Nigel Farage says his party is now a force in the land. For how long, and with what impact, however, are questions that as yet have no answer.
The rapid rise of Ukip can be explained, in part, by the way it has supplanted the Liberal Democrats and the Greens as a repository for the protest vote – the Liberal Democrats suffering the penalty for being in government. It owes much, too, to Mr Farage’s sunny personality. To reduce its appeal to a combination of popular disenchantment with the Coalition and Labour’s failure to impress, however, would be to oversimplify.
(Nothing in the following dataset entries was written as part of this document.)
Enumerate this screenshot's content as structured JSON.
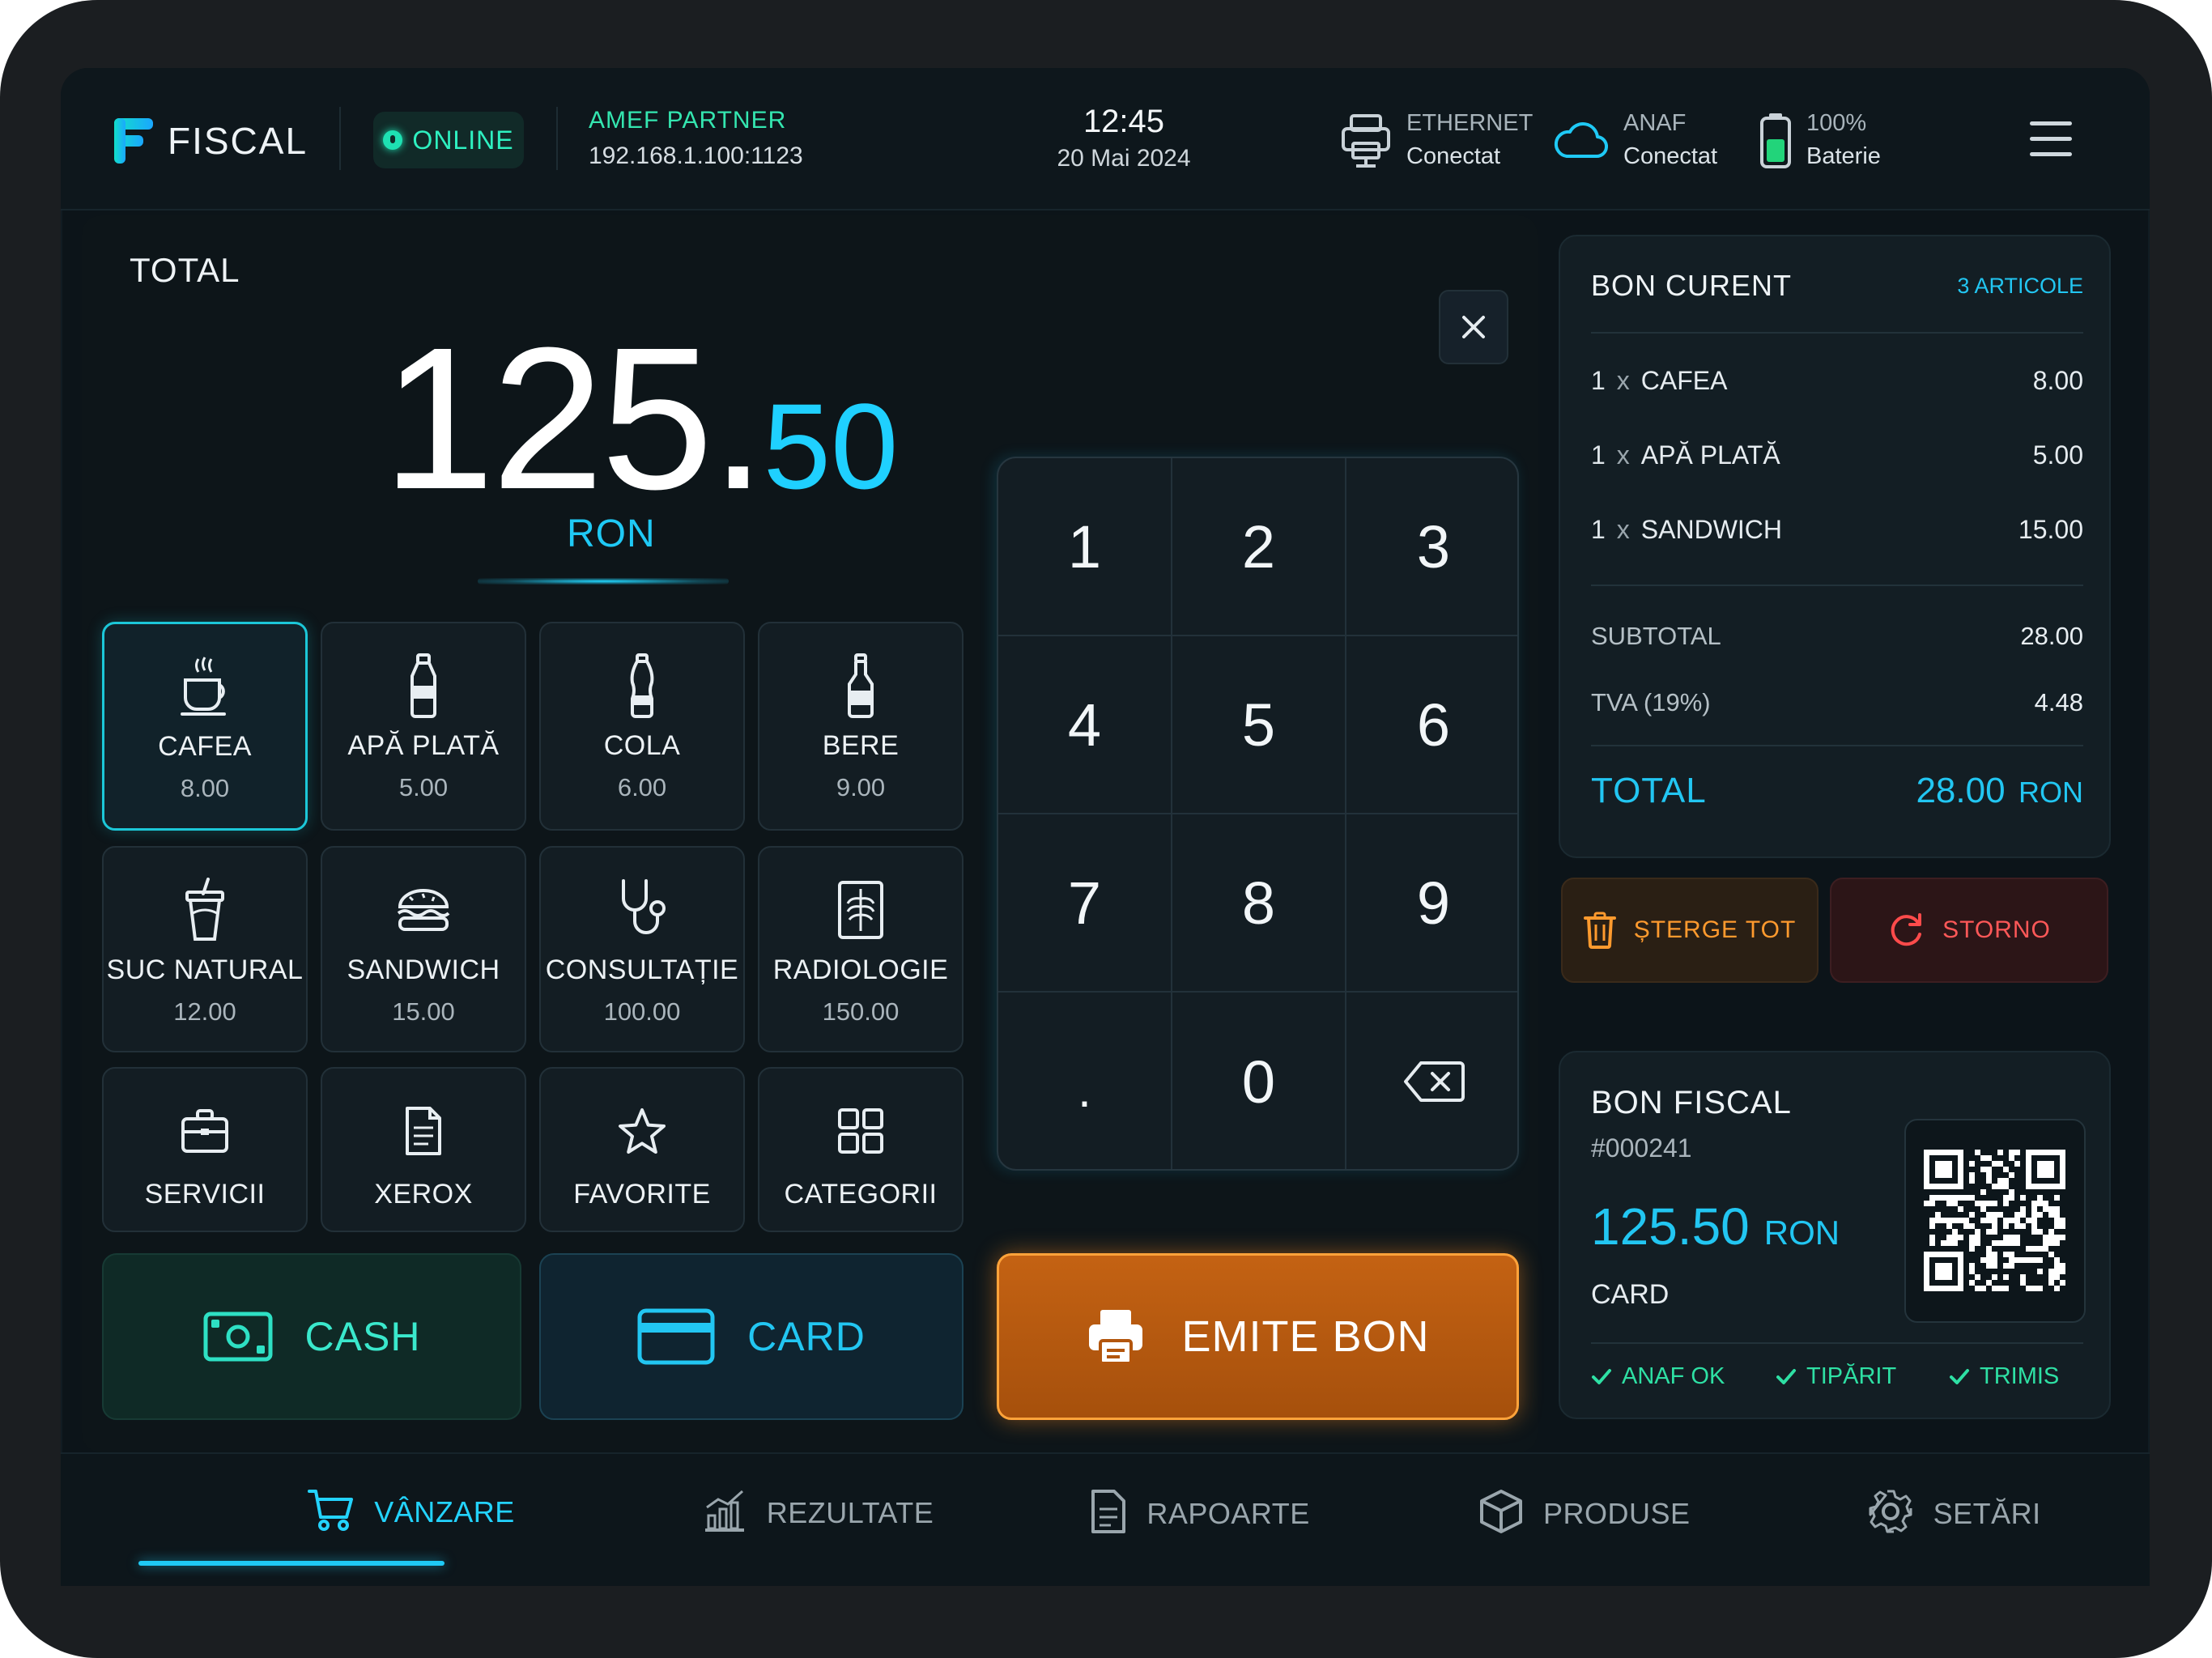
{
  "header": {
    "app_name": "FISCAL",
    "online_label": "ONLINE",
    "amef_name": "AMEF PARTNER",
    "amef_ip": "192.168.1.100:1123",
    "time": "12:45",
    "date": "20 Mai 2024",
    "ethernet": {
      "label": "ETHERNET",
      "value": "Conectat",
      "icon": "printer-network-icon"
    },
    "anaf": {
      "label": "ANAF",
      "value": "Conectat",
      "icon": "cloud-icon"
    },
    "battery": {
      "label": "100%",
      "value": "Baterie",
      "icon": "battery-icon",
      "level": 1.0
    }
  },
  "total": {
    "label": "TOTAL",
    "integer": "125.",
    "decimals": "50",
    "currency": "RON"
  },
  "products": [
    {
      "name": "CAFEA",
      "price": "8.00",
      "icon": "coffee-cup-icon",
      "selected": true
    },
    {
      "name": "APĂ PLATĂ",
      "price": "5.00",
      "icon": "water-bottle-icon"
    },
    {
      "name": "COLA",
      "price": "6.00",
      "icon": "cola-bottle-icon"
    },
    {
      "name": "BERE",
      "price": "9.00",
      "icon": "beer-bottle-icon"
    },
    {
      "name": "SUC NATURAL",
      "price": "12.00",
      "icon": "juice-cup-icon"
    },
    {
      "name": "SANDWICH",
      "price": "15.00",
      "icon": "sandwich-icon"
    },
    {
      "name": "CONSULTAȚIE",
      "price": "100.00",
      "icon": "stethoscope-icon"
    },
    {
      "name": "RADIOLOGIE",
      "price": "150.00",
      "icon": "xray-icon"
    },
    {
      "name": "SERVICII",
      "icon": "briefcase-icon"
    },
    {
      "name": "XEROX",
      "icon": "document-icon"
    },
    {
      "name": "FAVORITE",
      "icon": "star-icon"
    },
    {
      "name": "CATEGORII",
      "icon": "grid-icon"
    }
  ],
  "keypad": [
    "1",
    "2",
    "3",
    "4",
    "5",
    "6",
    "7",
    "8",
    "9",
    ".",
    "0"
  ],
  "payment": {
    "cash_label": "CASH",
    "card_label": "CARD",
    "emit_label": "EMITE BON"
  },
  "receipt": {
    "title": "BON CURENT",
    "count": "3 ARTICOLE",
    "items": [
      {
        "qty": "1",
        "x": "x",
        "name": "CAFEA",
        "amount": "8.00"
      },
      {
        "qty": "1",
        "x": "x",
        "name": "APĂ PLATĂ",
        "amount": "5.00"
      },
      {
        "qty": "1",
        "x": "x",
        "name": "SANDWICH",
        "amount": "15.00"
      }
    ],
    "subtotal_label": "SUBTOTAL",
    "subtotal": "28.00",
    "vat_label": "TVA (19%)",
    "vat": "4.48",
    "total_label": "TOTAL",
    "total": "28.00",
    "currency": "RON"
  },
  "actions": {
    "delete_label": "ȘTERGE TOT",
    "storno_label": "STORNO"
  },
  "fiscal": {
    "title": "BON FISCAL",
    "number": "#000241",
    "amount": "125.50",
    "currency": "RON",
    "method": "CARD",
    "status": [
      "ANAF OK",
      "TIPĂRIT",
      "TRIMIS"
    ]
  },
  "nav": [
    {
      "label": "VÂNZARE",
      "icon": "cart-icon",
      "active": true
    },
    {
      "label": "REZULTATE",
      "icon": "chart-icon"
    },
    {
      "label": "RAPOARTE",
      "icon": "report-icon"
    },
    {
      "label": "PRODUSE",
      "icon": "box-icon"
    },
    {
      "label": "SETĂRI",
      "icon": "gear-icon"
    }
  ],
  "colors": {
    "accent": "#1fc9f5",
    "success": "#2ee0a4",
    "emit": "#c46213",
    "storno": "#ff4b4b",
    "delete": "#ff9a2e"
  }
}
The time to dismiss Mr Farage and his party as “clowns” and “loonies” is past. They have tapped into two big, and not unconnected, sources of popular dissatisfaction: the European Union and immigration. The lifting of restrictions on the right of Bulgarians and Romanians to work in the UK, from the start of next year, adds a topical frisson. With the Conservatives and Labour tiptoeing around both issues, and neither party bold enough – or frightened enough – to take the argument to Ukip, Mr Farage had a relatively smooth campaign so far as the politics went. It was with some of its minor personalities where he ran into trouble, but the party still captured seats far beyond its presumed heartland in the southern shires.
Ukip’s success sets its own challenges: how far, if at all, will it be able to turn itself into a proper party from the one-man band that it currently is, and how well will its new councillors acquit themselves? If the far-right BNP sets any kind of precedent for what happens when a narrowly focused party wins seats on local councils, it offers little comfort to Ukip. For all the alarm that surrounded the BNP’s first electoral victories, the BNP has just lost its last remaining council seat. Ukip councillors could face very similar problems translating their words into actions. In local politics, the party could well turn out to be a one-term wonder.
With the general election now only two years away, however, this is not a scenario that is of much use to the mainstream parties. The chief losers in Thursday’s elections – though not by quite as much as projected – were the Conservatives, not least because they had been the big winners in the equivalent elections four years before. The Prime Minister’s more hawkish noises on immigration and his promise of an “in/out” referendum on EU membership, conditional on the Conservatives winning in 2015, were clearly not enough to convince disillusioned Tories. So he has now to choose whether to tack further to the right – to try to recover ground from Ukip – or to stick with something like the present course for fear of losing the crucial centre ground.
At least, it might be said, David Cameron has a choice. While Labour made net gains in these elections, it did not benefit as much as it had hoped from the Conservative defections to Ukip. This was partly because Ukip’s anti-EU, anti-migrant stance seems to have attracted some Labour voters, too. Still more worrying for Ed Miliband, however, should be the party’s continuing failure to make any real electoral breakthrough since he took over.
At a time when the Government is beleaguered and divided on many issues, when economic growth is proving stubbornly elusive, and the argument – nationally and internationally – on austerity seems to be shifting, Labour ought to be making serious inroads into the Tory vote. That the running is being made instead by Ukip leaves Mr Miliband facing the question: if not now, when?